If you are a parent or caregiver of a school-age child with autism, you already are an expert at special education. Much of your focus has likely been on reviewing annual goals and tracking your child’s progress over the course of a school year. But at some point, it will be important and necessary to start looking at your child’s special education programming through a slightly different lens. One that looks further into the future and begins to think about and formulate the plan for your child’s transition from high school to whatever comes next.
As defined by the Office of the Education Ombudsman, transition services are “a coordinated set of activities for a student with a disability designed to help a student move from school to post-school activities, including post-secondary education, vocational training, integrated employment, continuing and adult education, adult services, independent living, and community participation” (June, 2008). While the actual design of the program for students that are eligible to receive services from 18-21 years of age does vary from district to district, there are some things that as a parent, you should know as you begin to consider your child’s transition plan. These include the following:

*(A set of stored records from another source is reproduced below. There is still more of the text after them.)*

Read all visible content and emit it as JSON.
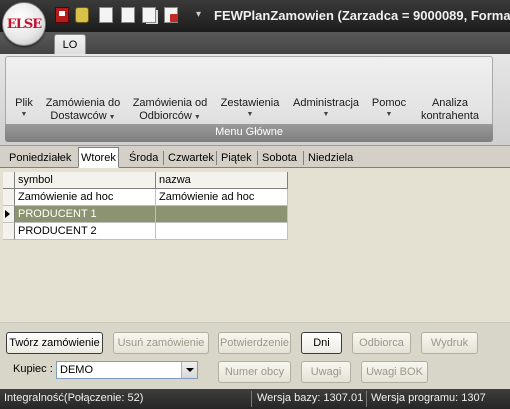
{
  "window": {
    "title": "FEWPlanZamowien (Zarzadca = 9000089, Forma",
    "logo_text": "ELSE"
  },
  "quick_access": {
    "icons": [
      "save-icon",
      "settings-icon",
      "document-icon",
      "copy-icon",
      "pages-icon",
      "print-icon"
    ],
    "more": "▾"
  },
  "ribbon": {
    "active_tab": "LO",
    "group_label": "Menu Główne",
    "buttons": [
      {
        "line1": "Plik",
        "line2": ""
      },
      {
        "line1": "Zamówienia do",
        "line2": "Dostawców"
      },
      {
        "line1": "Zamówienia od",
        "line2": "Odbiorców"
      },
      {
        "line1": "Zestawienia",
        "line2": ""
      },
      {
        "line1": "Administracja",
        "line2": ""
      },
      {
        "line1": "Pomoc",
        "line2": ""
      },
      {
        "line1": "Analiza",
        "line2": "kontrahenta"
      }
    ]
  },
  "day_tabs": {
    "items": [
      "Poniedziałek",
      "Wtorek",
      "Środa",
      "Czwartek",
      "Piątek",
      "Sobota",
      "Niedziela"
    ],
    "active": "Wtorek"
  },
  "grid": {
    "columns": [
      "symbol",
      "nazwa"
    ],
    "rows": [
      {
        "symbol": "Zamówienie ad hoc",
        "nazwa": "Zamówienie ad hoc",
        "selected": false
      },
      {
        "symbol": "PRODUCENT 1",
        "nazwa": "",
        "selected": true
      },
      {
        "symbol": "PRODUCENT 2",
        "nazwa": "",
        "selected": false
      }
    ]
  },
  "actions": {
    "create_order": "Twórz zamówienie",
    "delete_order": "Usuń zamówienie",
    "confirm": "Potwierdzenie",
    "days": "Dni",
    "recipient": "Odbiorca",
    "print": "Wydruk",
    "foreign_number": "Numer obcy",
    "notes": "Uwagi",
    "notes_bok": "Uwagi BOK"
  },
  "buyer": {
    "label": "Kupiec :",
    "value": "DEMO"
  },
  "status_bar": {
    "integrity": "Integralność(Połączenie: 52)",
    "db_version": "Wersja bazy: 1307.01",
    "app_version": "Wersja programu: 1307"
  },
  "colors": {
    "selected_row": "#8a9470",
    "titlebar": "#262626",
    "logo_red": "#c8102e"
  }
}
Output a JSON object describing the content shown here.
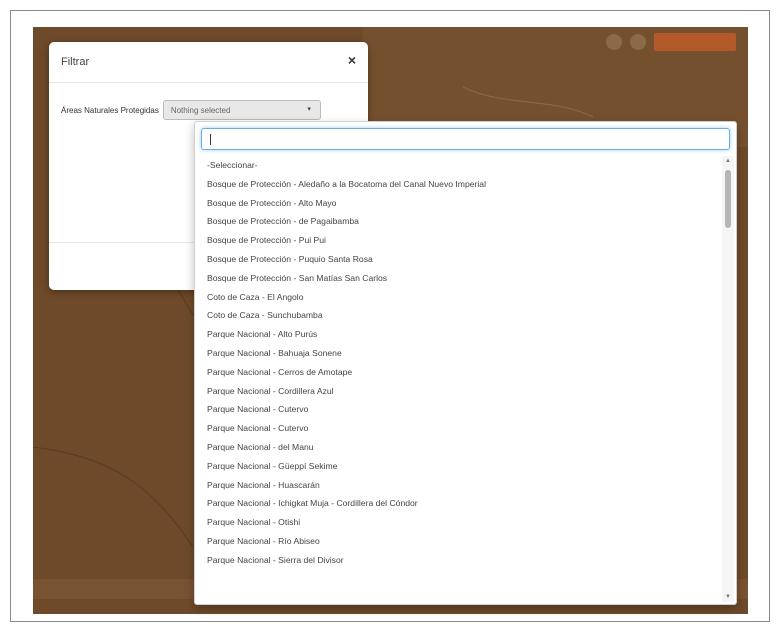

• Under federal rules, students with disabilities are entitled and eligible to receive services in their school district until they reach the age of 21.
• While transition planning prepares for the services to be rendered to a student from 18-21 years of age, federal rules define transition as beginning at age 16. This means that the IEP team is required to have the transition plan developed and included in the first IEP in effect when the child turns 16. (Of note, prior to an amendment in 2004, transition planning had to begin when a child turned 14. It is therefore appropriate for parents to consider bringing the agenda of transition planning to the table, shortly after their child enters high school.)
Resources to help you navigate the transition from high school:
Adolescent Health Transition Project by The Center on Human Development and Disability (CHDD) at the University of Washington. This is a resource guide for teens and young adults with special health care needs, chronic illness, physical or developmental disabilities.
Are you Ready? by The Arc of King County.
Life Journey through Autism: A guide for transition to adulthood by the Organization for Autism Research.
Transition Tool Kit by Autism Speaks. This site also provides a link to resource guides that contain transition information specific to each state.